# [Items from an interface collection]
========
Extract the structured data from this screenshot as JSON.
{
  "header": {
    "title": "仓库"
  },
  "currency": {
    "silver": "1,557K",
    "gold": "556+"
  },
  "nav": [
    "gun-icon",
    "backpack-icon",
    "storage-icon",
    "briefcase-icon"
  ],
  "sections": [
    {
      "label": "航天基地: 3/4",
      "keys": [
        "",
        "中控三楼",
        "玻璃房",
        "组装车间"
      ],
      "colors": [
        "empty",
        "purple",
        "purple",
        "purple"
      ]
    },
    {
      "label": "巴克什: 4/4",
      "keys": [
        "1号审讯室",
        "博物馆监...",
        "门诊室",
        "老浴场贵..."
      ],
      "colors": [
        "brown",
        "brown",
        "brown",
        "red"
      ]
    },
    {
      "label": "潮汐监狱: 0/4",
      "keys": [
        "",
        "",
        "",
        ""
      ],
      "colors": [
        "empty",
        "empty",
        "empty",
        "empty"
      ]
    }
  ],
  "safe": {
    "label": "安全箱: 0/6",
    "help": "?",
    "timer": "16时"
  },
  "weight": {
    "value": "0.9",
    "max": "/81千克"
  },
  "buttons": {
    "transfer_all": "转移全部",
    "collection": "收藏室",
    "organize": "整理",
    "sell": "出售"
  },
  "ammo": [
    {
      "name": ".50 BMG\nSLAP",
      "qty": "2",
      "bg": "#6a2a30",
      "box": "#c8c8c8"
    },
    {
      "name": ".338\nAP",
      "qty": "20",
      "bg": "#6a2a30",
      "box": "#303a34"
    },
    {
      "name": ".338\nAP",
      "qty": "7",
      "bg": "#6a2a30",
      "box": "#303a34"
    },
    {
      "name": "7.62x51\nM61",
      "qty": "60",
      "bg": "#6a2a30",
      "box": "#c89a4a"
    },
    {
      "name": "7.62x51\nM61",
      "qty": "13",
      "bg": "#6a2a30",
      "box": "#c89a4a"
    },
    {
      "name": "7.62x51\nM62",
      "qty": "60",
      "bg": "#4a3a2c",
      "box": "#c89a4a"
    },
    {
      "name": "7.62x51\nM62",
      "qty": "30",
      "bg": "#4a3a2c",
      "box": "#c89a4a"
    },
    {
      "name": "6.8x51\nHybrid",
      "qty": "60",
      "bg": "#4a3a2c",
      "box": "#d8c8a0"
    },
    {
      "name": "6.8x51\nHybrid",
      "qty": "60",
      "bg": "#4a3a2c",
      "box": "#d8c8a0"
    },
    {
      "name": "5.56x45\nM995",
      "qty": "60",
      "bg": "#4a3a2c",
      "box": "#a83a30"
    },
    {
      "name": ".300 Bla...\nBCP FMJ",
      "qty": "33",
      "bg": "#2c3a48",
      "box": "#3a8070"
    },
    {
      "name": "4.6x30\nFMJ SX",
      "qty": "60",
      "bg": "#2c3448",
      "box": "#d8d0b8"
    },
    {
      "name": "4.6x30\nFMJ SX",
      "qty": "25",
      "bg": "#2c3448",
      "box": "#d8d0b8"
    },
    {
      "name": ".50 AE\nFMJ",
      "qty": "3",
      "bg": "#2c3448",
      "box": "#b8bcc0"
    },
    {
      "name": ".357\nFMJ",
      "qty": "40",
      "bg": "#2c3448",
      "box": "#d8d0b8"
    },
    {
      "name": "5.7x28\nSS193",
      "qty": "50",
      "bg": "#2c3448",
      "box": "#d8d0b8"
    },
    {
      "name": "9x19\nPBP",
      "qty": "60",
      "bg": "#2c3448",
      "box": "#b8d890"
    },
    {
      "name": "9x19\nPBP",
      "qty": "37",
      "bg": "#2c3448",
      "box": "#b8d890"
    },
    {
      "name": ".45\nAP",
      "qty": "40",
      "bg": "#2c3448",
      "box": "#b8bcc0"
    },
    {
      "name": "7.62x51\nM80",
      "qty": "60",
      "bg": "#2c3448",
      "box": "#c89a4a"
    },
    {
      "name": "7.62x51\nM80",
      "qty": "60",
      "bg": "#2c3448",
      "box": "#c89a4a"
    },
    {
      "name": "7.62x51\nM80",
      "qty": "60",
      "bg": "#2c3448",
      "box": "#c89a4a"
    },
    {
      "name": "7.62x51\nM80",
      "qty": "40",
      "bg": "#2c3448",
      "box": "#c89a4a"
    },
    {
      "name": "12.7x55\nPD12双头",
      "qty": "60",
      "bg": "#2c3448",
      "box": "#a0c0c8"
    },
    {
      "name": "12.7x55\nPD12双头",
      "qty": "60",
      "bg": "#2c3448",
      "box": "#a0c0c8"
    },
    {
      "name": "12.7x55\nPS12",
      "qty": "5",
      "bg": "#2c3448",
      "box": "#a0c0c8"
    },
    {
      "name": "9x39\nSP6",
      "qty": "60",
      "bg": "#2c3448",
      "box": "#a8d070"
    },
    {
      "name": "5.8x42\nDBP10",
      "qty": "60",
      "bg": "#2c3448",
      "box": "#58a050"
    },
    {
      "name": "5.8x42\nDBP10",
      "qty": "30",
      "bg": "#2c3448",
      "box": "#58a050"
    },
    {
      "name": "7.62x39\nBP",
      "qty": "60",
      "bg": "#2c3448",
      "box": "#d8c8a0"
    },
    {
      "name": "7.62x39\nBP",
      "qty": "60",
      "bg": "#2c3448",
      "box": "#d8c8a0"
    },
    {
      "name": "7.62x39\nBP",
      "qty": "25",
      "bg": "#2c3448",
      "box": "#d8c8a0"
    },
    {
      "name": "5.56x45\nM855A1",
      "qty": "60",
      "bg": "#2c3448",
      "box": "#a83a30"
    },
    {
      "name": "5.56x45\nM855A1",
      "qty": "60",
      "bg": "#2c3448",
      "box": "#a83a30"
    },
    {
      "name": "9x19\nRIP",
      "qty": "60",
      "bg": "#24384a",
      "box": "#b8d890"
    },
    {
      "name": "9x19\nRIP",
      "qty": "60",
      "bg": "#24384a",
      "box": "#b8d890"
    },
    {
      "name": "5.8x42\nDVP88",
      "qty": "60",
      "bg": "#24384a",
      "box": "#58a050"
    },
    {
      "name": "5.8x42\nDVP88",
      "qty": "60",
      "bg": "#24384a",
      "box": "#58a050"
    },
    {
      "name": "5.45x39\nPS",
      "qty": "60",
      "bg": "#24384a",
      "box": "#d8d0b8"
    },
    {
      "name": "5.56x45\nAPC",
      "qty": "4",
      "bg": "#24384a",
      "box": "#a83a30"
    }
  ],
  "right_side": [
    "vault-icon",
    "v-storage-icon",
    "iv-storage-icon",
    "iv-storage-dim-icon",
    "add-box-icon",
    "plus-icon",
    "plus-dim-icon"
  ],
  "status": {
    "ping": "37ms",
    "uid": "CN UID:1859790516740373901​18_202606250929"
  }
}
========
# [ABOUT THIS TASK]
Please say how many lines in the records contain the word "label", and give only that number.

# [ANSWER TO THIS TASK]
4